◆ **WHAT THIS TASK INVOLVES**:
Print the data exactly as written, but leave out each picture.

◆ **ENTRIES SHOWN**:

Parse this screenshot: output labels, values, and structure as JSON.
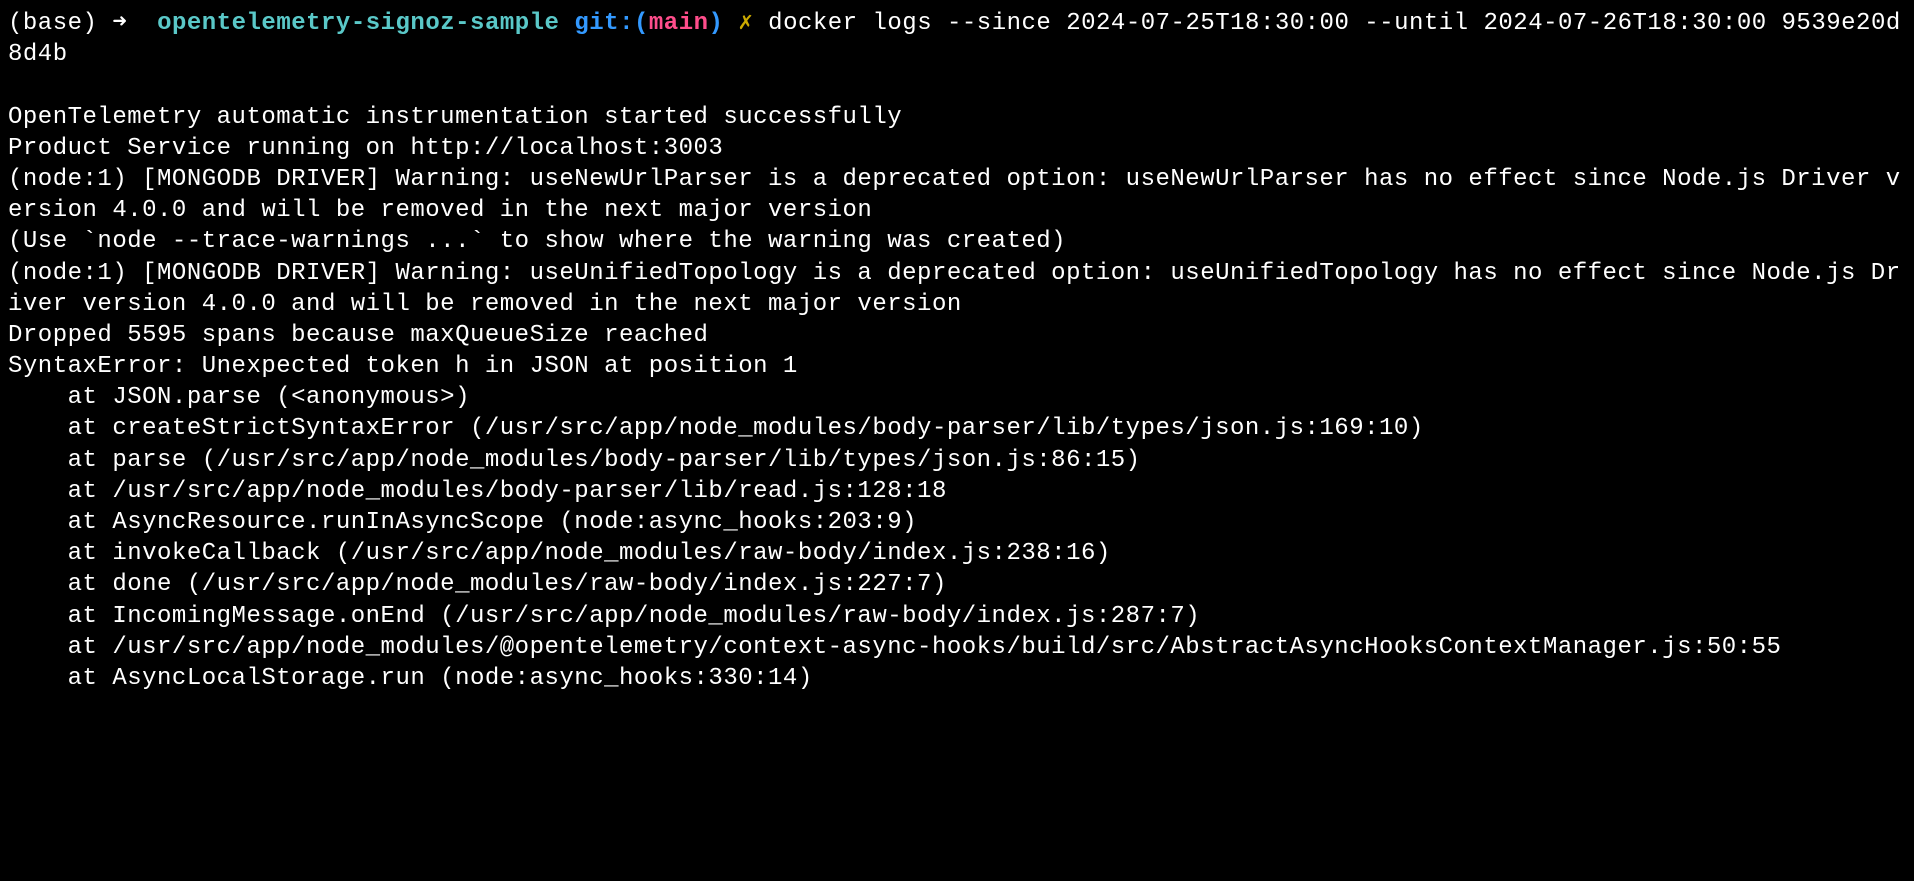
{
  "prompt": {
    "base": "(base)",
    "arrow": "➜",
    "dir": "opentelemetry-signoz-sample",
    "git_label": "git:(",
    "branch": "main",
    "git_close": ")",
    "dirty": "✗"
  },
  "command": "docker logs --since 2024-07-25T18:30:00 --until 2024-07-26T18:30:00 9539e20d8d4b",
  "output_lines": [
    "",
    "OpenTelemetry automatic instrumentation started successfully",
    "Product Service running on http://localhost:3003",
    "(node:1) [MONGODB DRIVER] Warning: useNewUrlParser is a deprecated option: useNewUrlParser has no effect since Node.js Driver version 4.0.0 and will be removed in the next major version",
    "(Use `node --trace-warnings ...` to show where the warning was created)",
    "(node:1) [MONGODB DRIVER] Warning: useUnifiedTopology is a deprecated option: useUnifiedTopology has no effect since Node.js Driver version 4.0.0 and will be removed in the next major version",
    "Dropped 5595 spans because maxQueueSize reached",
    "SyntaxError: Unexpected token h in JSON at position 1",
    "    at JSON.parse (<anonymous>)",
    "    at createStrictSyntaxError (/usr/src/app/node_modules/body-parser/lib/types/json.js:169:10)",
    "    at parse (/usr/src/app/node_modules/body-parser/lib/types/json.js:86:15)",
    "    at /usr/src/app/node_modules/body-parser/lib/read.js:128:18",
    "    at AsyncResource.runInAsyncScope (node:async_hooks:203:9)",
    "    at invokeCallback (/usr/src/app/node_modules/raw-body/index.js:238:16)",
    "    at done (/usr/src/app/node_modules/raw-body/index.js:227:7)",
    "    at IncomingMessage.onEnd (/usr/src/app/node_modules/raw-body/index.js:287:7)",
    "    at /usr/src/app/node_modules/@opentelemetry/context-async-hooks/build/src/AbstractAsyncHooksContextManager.js:50:55",
    "    at AsyncLocalStorage.run (node:async_hooks:330:14)"
  ]
}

◆ **RESPONSE**:
Parse this screenshot: output labels, values, and structure as JSON.
{
  "prompt": {
    "base": "(base)",
    "arrow": "➜",
    "dir": "opentelemetry-signoz-sample",
    "git_label": "git:(",
    "branch": "main",
    "git_close": ")",
    "dirty": "✗"
  },
  "command": "docker logs --since 2024-07-25T18:30:00 --until 2024-07-26T18:30:00 9539e20d8d4b",
  "output_lines": [
    "",
    "OpenTelemetry automatic instrumentation started successfully",
    "Product Service running on http://localhost:3003",
    "(node:1) [MONGODB DRIVER] Warning: useNewUrlParser is a deprecated option: useNewUrlParser has no effect since Node.js Driver version 4.0.0 and will be removed in the next major version",
    "(Use `node --trace-warnings ...` to show where the warning was created)",
    "(node:1) [MONGODB DRIVER] Warning: useUnifiedTopology is a deprecated option: useUnifiedTopology has no effect since Node.js Driver version 4.0.0 and will be removed in the next major version",
    "Dropped 5595 spans because maxQueueSize reached",
    "SyntaxError: Unexpected token h in JSON at position 1",
    "    at JSON.parse (<anonymous>)",
    "    at createStrictSyntaxError (/usr/src/app/node_modules/body-parser/lib/types/json.js:169:10)",
    "    at parse (/usr/src/app/node_modules/body-parser/lib/types/json.js:86:15)",
    "    at /usr/src/app/node_modules/body-parser/lib/read.js:128:18",
    "    at AsyncResource.runInAsyncScope (node:async_hooks:203:9)",
    "    at invokeCallback (/usr/src/app/node_modules/raw-body/index.js:238:16)",
    "    at done (/usr/src/app/node_modules/raw-body/index.js:227:7)",
    "    at IncomingMessage.onEnd (/usr/src/app/node_modules/raw-body/index.js:287:7)",
    "    at /usr/src/app/node_modules/@opentelemetry/context-async-hooks/build/src/AbstractAsyncHooksContextManager.js:50:55",
    "    at AsyncLocalStorage.run (node:async_hooks:330:14)"
  ]
}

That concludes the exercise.